Material to process:

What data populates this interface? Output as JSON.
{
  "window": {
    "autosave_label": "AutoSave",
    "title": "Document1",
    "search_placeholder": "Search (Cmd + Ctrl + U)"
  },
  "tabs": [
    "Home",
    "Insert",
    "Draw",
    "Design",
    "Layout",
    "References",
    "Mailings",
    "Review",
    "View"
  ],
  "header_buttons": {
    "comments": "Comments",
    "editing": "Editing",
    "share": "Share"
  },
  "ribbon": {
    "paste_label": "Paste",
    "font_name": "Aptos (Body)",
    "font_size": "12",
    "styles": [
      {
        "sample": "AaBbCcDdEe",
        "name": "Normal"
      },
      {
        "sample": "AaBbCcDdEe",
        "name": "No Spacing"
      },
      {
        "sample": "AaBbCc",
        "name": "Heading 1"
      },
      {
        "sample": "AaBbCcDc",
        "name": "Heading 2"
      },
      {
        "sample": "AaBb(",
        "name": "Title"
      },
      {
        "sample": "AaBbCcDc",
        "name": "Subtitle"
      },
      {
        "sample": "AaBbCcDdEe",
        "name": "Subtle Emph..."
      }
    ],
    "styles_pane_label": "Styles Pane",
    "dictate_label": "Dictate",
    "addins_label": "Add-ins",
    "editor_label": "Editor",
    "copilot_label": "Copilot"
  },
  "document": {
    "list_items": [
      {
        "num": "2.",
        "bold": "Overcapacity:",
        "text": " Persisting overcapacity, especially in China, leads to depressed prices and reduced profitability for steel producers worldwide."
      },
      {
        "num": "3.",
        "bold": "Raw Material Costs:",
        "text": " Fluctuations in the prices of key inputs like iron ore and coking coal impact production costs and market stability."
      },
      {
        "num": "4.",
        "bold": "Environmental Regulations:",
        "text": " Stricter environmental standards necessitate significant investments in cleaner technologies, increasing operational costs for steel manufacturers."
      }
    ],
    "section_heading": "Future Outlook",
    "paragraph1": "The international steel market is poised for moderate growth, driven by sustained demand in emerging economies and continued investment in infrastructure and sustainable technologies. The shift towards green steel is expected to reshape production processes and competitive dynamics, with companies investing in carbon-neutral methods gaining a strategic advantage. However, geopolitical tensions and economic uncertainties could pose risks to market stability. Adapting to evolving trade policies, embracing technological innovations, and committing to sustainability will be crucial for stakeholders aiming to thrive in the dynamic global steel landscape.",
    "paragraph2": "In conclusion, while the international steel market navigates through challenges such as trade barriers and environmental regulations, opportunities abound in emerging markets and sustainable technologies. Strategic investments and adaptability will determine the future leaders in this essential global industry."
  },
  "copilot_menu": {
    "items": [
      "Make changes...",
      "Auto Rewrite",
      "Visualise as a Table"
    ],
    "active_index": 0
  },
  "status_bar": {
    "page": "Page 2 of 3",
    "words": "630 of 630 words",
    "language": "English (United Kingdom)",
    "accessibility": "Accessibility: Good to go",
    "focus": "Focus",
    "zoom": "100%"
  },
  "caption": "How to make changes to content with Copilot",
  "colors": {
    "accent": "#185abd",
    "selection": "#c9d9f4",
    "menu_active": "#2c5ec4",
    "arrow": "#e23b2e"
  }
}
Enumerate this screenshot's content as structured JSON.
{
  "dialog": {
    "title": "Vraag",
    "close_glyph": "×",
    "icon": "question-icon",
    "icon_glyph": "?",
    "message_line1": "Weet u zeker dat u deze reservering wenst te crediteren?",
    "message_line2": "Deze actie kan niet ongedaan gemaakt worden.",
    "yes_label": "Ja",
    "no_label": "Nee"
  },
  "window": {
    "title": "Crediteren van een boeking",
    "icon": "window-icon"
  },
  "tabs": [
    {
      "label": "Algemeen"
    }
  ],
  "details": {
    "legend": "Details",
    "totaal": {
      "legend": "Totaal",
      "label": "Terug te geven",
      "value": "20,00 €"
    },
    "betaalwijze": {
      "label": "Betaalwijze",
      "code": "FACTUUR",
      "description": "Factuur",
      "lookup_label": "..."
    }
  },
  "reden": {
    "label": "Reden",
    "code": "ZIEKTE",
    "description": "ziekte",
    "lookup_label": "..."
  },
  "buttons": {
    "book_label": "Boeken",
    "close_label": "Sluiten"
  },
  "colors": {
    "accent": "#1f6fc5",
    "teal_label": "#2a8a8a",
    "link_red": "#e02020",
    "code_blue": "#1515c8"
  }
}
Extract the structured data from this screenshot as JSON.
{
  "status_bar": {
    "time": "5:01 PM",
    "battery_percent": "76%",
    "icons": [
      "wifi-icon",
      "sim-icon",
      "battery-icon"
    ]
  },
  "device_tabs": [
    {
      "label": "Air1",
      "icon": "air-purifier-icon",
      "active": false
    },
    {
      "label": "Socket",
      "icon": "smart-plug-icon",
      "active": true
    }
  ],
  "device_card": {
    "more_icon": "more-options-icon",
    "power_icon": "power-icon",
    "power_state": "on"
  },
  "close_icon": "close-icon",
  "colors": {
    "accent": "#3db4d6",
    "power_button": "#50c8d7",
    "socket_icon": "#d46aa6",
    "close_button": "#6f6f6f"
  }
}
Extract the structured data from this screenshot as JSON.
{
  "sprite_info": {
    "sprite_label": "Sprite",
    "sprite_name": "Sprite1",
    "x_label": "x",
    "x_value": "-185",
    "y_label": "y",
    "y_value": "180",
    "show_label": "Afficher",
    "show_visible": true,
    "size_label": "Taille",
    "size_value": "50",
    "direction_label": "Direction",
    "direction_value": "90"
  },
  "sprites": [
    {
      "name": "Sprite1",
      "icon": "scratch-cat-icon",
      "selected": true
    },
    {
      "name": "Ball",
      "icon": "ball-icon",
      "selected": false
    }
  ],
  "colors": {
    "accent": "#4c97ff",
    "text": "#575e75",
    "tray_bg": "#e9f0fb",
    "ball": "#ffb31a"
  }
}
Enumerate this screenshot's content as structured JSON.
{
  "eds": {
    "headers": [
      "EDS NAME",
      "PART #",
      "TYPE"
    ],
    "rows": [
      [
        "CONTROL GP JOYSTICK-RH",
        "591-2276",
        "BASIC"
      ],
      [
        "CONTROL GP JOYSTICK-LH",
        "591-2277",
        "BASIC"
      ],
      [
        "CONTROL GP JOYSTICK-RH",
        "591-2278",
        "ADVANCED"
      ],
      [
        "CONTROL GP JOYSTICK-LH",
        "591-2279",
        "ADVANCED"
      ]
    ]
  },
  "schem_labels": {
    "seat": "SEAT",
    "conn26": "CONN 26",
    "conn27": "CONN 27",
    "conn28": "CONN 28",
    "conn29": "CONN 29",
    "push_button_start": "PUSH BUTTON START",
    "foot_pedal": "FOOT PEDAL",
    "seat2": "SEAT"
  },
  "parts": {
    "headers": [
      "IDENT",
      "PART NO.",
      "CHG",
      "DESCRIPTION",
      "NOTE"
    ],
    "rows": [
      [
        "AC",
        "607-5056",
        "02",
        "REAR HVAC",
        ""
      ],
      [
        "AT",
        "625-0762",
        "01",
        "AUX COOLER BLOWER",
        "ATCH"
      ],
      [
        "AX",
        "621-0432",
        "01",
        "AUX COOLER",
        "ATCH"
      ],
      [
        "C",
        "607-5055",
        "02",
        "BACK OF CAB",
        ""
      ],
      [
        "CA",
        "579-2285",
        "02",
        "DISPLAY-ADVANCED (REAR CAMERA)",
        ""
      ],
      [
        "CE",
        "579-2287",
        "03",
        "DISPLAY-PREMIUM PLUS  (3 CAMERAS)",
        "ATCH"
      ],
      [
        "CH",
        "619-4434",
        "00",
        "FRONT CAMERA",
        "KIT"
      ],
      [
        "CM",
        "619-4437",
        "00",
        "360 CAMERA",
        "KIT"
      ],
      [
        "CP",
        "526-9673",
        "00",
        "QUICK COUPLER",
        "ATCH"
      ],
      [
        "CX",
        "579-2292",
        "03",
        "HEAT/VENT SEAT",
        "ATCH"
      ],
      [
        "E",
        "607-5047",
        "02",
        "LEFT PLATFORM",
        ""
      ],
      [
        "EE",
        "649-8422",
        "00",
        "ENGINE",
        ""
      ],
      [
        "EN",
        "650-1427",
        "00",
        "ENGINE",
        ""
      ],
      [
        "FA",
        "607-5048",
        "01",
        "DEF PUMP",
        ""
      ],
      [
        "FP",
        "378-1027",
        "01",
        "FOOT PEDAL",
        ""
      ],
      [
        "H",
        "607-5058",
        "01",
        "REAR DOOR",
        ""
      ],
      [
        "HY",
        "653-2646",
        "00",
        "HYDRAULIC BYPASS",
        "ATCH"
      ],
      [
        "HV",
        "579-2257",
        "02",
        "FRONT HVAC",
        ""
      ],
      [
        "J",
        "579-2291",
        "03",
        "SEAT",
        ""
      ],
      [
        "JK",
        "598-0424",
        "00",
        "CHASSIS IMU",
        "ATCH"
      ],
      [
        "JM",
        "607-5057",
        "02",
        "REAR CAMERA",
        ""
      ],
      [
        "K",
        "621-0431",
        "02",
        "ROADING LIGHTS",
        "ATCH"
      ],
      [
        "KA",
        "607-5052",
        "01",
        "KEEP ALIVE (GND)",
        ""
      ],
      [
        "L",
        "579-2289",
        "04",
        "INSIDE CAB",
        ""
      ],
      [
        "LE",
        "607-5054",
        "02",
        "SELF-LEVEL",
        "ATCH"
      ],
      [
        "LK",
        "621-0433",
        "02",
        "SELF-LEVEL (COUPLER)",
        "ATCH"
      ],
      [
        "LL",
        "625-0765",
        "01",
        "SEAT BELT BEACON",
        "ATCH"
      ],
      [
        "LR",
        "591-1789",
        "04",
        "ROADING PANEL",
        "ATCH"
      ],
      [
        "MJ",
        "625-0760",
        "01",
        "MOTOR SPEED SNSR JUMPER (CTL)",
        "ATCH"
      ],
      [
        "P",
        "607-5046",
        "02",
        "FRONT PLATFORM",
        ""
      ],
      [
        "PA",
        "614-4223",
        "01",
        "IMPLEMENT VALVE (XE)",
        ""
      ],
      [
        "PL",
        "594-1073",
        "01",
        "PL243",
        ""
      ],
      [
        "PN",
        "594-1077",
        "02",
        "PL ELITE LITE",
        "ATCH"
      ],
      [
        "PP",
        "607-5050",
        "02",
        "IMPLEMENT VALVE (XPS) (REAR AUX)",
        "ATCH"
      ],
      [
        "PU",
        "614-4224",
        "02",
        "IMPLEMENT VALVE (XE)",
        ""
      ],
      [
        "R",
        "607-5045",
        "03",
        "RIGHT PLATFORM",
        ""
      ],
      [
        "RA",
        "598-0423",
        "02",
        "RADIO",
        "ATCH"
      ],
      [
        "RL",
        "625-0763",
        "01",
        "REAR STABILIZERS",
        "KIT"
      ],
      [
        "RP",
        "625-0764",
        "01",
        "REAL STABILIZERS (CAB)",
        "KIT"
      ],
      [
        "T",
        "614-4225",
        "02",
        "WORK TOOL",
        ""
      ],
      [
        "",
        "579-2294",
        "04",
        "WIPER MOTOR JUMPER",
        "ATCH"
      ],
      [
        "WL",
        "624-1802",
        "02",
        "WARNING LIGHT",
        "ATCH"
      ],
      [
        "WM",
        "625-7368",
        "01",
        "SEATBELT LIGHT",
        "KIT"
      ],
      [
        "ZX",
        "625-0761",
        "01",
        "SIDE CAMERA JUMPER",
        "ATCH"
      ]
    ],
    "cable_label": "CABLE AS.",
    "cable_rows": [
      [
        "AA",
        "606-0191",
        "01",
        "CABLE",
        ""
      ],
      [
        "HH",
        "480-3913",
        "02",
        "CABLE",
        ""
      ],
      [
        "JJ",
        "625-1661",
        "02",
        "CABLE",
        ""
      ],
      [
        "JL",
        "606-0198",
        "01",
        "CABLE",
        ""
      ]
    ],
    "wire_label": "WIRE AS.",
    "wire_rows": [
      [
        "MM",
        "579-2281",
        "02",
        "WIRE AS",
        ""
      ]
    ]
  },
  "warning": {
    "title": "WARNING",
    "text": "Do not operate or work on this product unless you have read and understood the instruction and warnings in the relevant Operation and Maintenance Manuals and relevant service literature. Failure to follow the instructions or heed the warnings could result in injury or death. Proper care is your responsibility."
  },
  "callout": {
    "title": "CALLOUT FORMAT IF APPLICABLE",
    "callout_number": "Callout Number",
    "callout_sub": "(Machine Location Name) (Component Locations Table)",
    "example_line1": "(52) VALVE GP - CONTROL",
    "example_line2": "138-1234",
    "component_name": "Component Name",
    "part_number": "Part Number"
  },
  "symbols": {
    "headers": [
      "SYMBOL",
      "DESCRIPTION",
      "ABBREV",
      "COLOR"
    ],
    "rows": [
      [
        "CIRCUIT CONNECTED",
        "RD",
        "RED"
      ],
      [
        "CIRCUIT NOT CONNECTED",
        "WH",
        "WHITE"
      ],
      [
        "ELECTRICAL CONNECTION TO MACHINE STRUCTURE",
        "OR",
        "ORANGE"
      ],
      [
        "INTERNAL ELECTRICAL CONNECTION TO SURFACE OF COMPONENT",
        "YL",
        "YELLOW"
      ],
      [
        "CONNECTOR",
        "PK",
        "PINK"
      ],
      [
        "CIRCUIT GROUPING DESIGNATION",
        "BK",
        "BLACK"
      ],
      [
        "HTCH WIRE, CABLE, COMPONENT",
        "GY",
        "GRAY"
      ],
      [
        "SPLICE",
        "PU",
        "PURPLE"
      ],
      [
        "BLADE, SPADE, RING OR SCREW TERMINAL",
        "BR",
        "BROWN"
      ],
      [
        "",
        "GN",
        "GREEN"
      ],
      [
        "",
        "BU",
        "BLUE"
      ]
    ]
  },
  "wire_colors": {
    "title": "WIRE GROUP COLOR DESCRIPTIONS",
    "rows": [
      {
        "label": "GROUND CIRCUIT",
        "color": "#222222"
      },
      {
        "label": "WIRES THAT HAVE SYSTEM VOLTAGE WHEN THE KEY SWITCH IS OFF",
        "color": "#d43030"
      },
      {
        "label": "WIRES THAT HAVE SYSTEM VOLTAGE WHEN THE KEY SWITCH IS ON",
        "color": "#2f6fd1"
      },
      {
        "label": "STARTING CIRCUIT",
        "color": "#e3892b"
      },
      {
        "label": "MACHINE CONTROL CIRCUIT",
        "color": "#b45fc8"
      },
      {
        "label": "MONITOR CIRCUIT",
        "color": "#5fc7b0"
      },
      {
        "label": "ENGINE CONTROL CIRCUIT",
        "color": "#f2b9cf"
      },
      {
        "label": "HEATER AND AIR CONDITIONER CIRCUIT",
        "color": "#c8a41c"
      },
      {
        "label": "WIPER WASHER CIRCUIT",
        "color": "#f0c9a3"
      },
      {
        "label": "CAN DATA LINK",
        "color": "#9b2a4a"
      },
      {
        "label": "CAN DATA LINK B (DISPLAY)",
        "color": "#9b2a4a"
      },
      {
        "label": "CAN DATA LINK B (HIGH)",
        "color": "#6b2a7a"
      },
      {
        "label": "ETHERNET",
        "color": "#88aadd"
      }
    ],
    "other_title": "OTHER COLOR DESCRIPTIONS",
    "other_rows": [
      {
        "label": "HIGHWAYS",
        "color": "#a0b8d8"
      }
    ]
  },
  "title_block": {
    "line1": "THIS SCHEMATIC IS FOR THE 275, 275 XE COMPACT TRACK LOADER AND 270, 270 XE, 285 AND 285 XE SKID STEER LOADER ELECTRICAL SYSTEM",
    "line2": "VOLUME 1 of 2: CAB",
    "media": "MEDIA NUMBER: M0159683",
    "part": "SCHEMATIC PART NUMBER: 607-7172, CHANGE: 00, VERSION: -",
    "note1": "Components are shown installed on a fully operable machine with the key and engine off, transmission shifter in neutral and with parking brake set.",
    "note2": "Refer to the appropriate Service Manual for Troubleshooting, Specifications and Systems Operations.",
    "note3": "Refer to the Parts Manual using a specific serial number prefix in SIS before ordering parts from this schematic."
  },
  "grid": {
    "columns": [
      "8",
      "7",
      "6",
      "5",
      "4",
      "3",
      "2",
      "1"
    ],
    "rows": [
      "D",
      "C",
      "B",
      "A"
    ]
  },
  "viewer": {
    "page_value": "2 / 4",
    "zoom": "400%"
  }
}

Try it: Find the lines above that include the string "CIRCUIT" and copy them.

Response to this exercise:
        "CIRCUIT CONNECTED",
        "CIRCUIT NOT CONNECTED",
        "CIRCUIT GROUPING DESIGNATION",
        "label": "GROUND CIRCUIT",
        "label": "STARTING CIRCUIT",
        "label": "MACHINE CONTROL CIRCUIT",
        "label": "MONITOR CIRCUIT",
        "label": "ENGINE CONTROL CIRCUIT",
        "label": "HEATER AND AIR CONDITIONER CIRCUIT",
        "label": "WIPER WASHER CIRCUIT",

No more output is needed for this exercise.